Last month, we ran a weblog story on the SS United States, that lies at Pier 82 on Philadelphia's waterfront. Since that time, I had a chance to visit this beautiful but aging ship at its berth. Since I spend so much time diving sunken ocean liners, it is so humbling to see how huge and majestic these ships are at their piers. The United States is not opened to the public and is fenced in by industrial corporations that let trucks ladened with cargo in and out of the piers. I took this photo on Sunday while positioning the camera through a metal fence.
There are two conservatory groups that are trying to preserve and save the United States. The two groups are the SS United States Foundation and the SS United States Conservancy. Obviously there is a lot of love for this ship and it is probably too simplistic to think that these two organizations should work together in preserving and saving the United States. I had a wonderful conversation with Daniel Trachtenberg, President of the SS United States Foundation about the ship and he felt very optimistic that the United States can be saved. Both organizations have very active groups that conduct regular meetings and activities throughout the year. I applaud all their efforts and I wish them the best of luck on their objectives. This ship is a national treasure that I would hate to see leave us! The United States is still recognized for the fastest trans-Atlantic crossing and the Hales Trophy (or Blue Riband) has her name enshrined on the trophy.
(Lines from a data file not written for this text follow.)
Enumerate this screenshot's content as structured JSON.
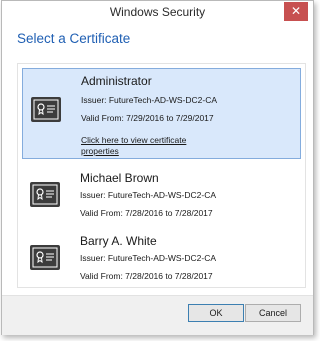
{
  "window": {
    "title": "Windows Security",
    "close_glyph": "✕"
  },
  "heading": "Select a Certificate",
  "certificates": [
    {
      "name": "Administrator",
      "issuer": "Issuer: FutureTech-AD-WS-DC2-CA",
      "valid": "Valid From: 7/29/2016 to 7/29/2017",
      "link_line1": "Click here to view certificate",
      "link_line2": "properties",
      "icon": "certificate-icon"
    },
    {
      "name": "Michael Brown",
      "issuer": "Issuer: FutureTech-AD-WS-DC2-CA",
      "valid": "Valid From: 7/28/2016 to 7/28/2017",
      "icon": "certificate-icon"
    },
    {
      "name": "Barry A. White",
      "issuer": "Issuer: FutureTech-AD-WS-DC2-CA",
      "valid": "Valid From: 7/28/2016 to 7/28/2017",
      "icon": "certificate-icon"
    }
  ],
  "buttons": {
    "ok": "OK",
    "cancel": "Cancel"
  },
  "colors": {
    "heading": "#1f5fb3",
    "selection_bg": "#d9e8fb",
    "selection_border": "#84acdd",
    "close_button": "#c75050"
  }
}
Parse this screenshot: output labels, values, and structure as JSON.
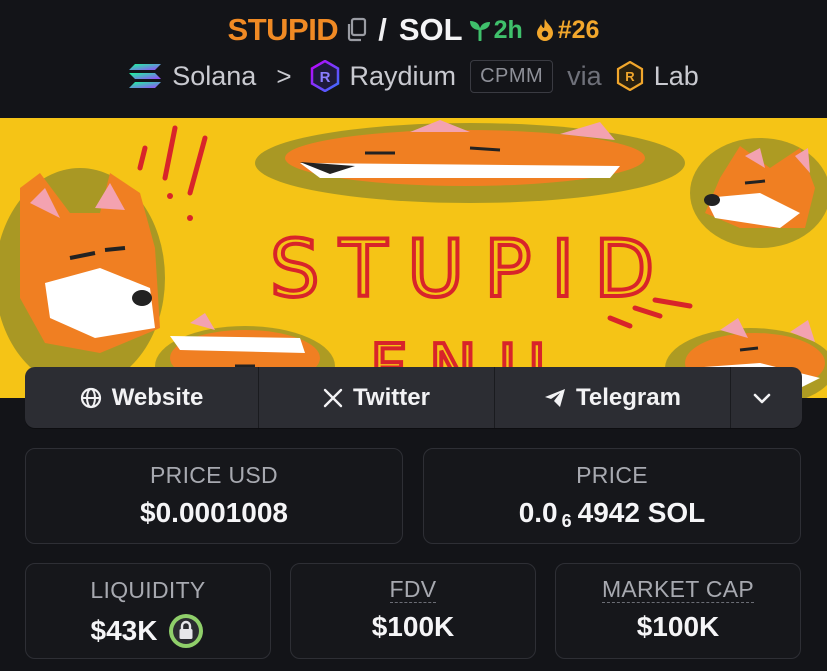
{
  "header": {
    "ticker": "STUPID",
    "separator": "/",
    "quote": "SOL",
    "age": "2h",
    "rank": "#26",
    "icons": {
      "copy": "copy-icon",
      "age": "seedling-icon",
      "rank": "flame-icon"
    }
  },
  "chain": {
    "network": "Solana",
    "chevron": ">",
    "dex": "Raydium",
    "pool_type": "CPMM",
    "via": "via",
    "launchpad": "Lab"
  },
  "banner": {
    "text_line1": "STUPID",
    "text_line2": "FNU",
    "description": "stupid fox meme banner"
  },
  "social": {
    "website": "Website",
    "twitter": "Twitter",
    "telegram": "Telegram",
    "icons": [
      "globe-icon",
      "x-icon",
      "telegram-icon",
      "chevron-down-icon"
    ]
  },
  "stats": {
    "price_usd": {
      "label": "PRICE USD",
      "value": "$0.0001008"
    },
    "price": {
      "label": "PRICE",
      "prefix": "0.0",
      "zeros": "6",
      "suffix": "4942 SOL"
    },
    "liquidity": {
      "label": "LIQUIDITY",
      "value": "$43K"
    },
    "fdv": {
      "label": "FDV",
      "value": "$100K"
    },
    "market_cap": {
      "label": "MARKET CAP",
      "value": "$100K"
    }
  },
  "colors": {
    "background": "#131418",
    "ticker": "#f08a24",
    "age_green": "#3fc06b",
    "rank_orange": "#f2a72c",
    "banner_yellow": "#f5c416",
    "lock_green": "#8fcf6a"
  }
}
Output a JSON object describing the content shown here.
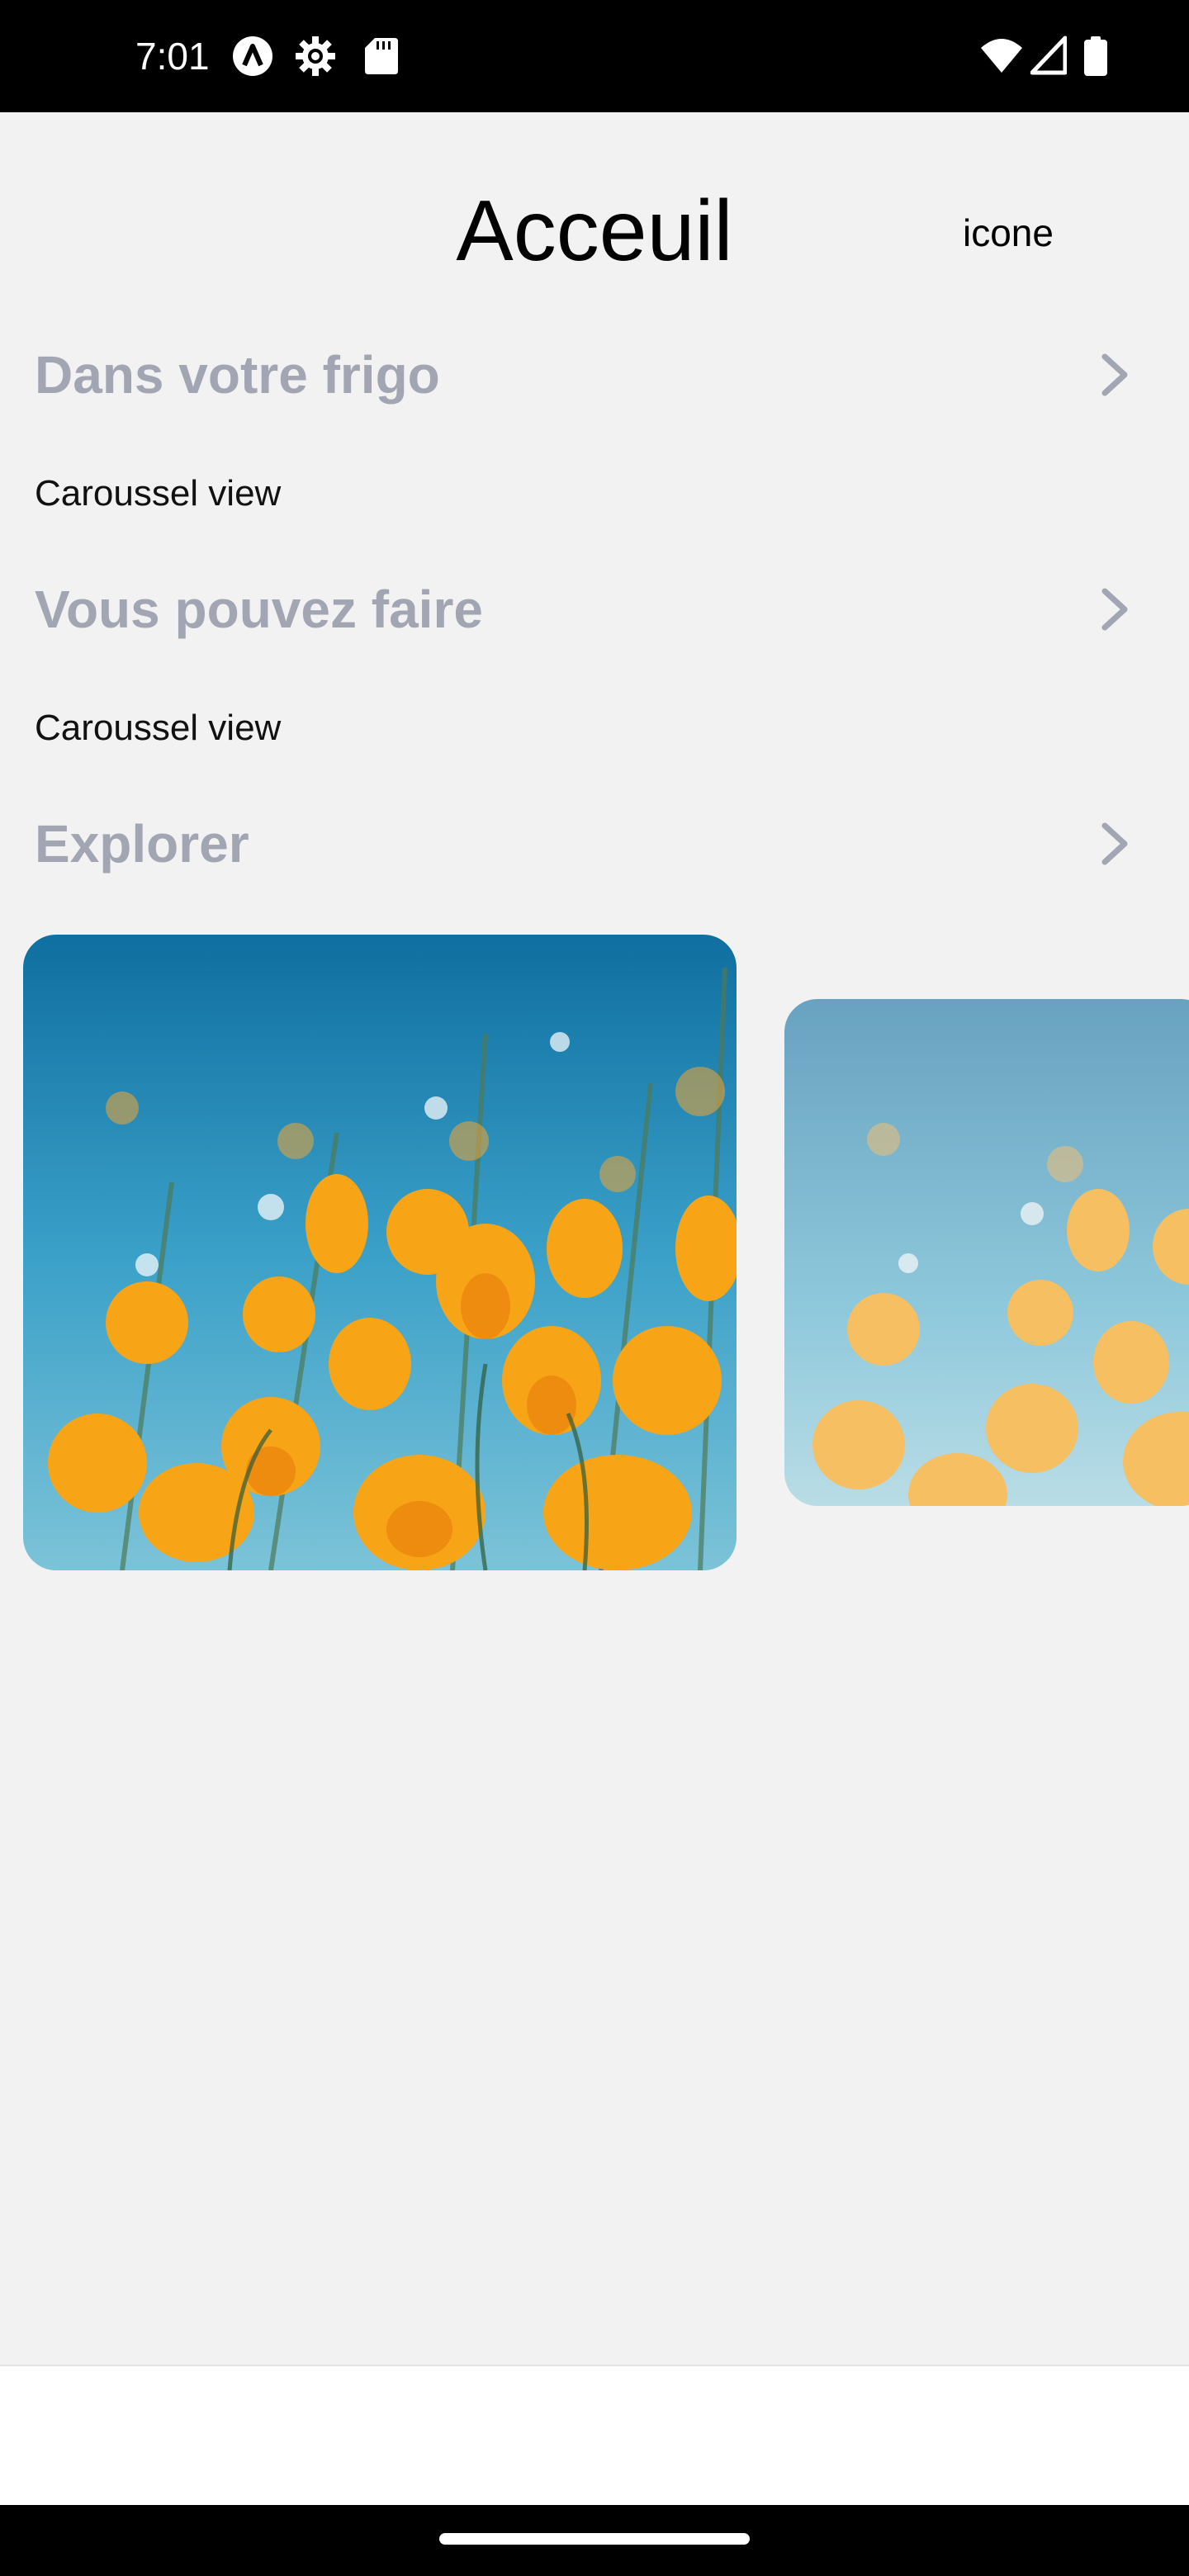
{
  "status_bar": {
    "time": "7:01",
    "left_icons": [
      "app-a-icon",
      "settings-icon",
      "sd-card-icon"
    ],
    "right_icons": [
      "wifi-icon",
      "signal-icon",
      "battery-icon"
    ]
  },
  "header": {
    "title": "Acceuil",
    "icon_text": "icone"
  },
  "sections": [
    {
      "title": "Dans votre frigo",
      "content": "Caroussel view"
    },
    {
      "title": "Vous pouvez faire",
      "content": "Caroussel view"
    },
    {
      "title": "Explorer"
    }
  ],
  "colors": {
    "section_title": "#a1a6b2",
    "background": "#f2f2f2"
  }
}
Nautical Research Group spends quite a bit of time doing presentations and research at the Unites States Merchant Marine Academy at King's Point, Long Island, New York where this beautiful trophy is displayed. The following picture was taken in November while visiting with Andrea Doria survivors. To visit our earlier weblog on the United States, please go to: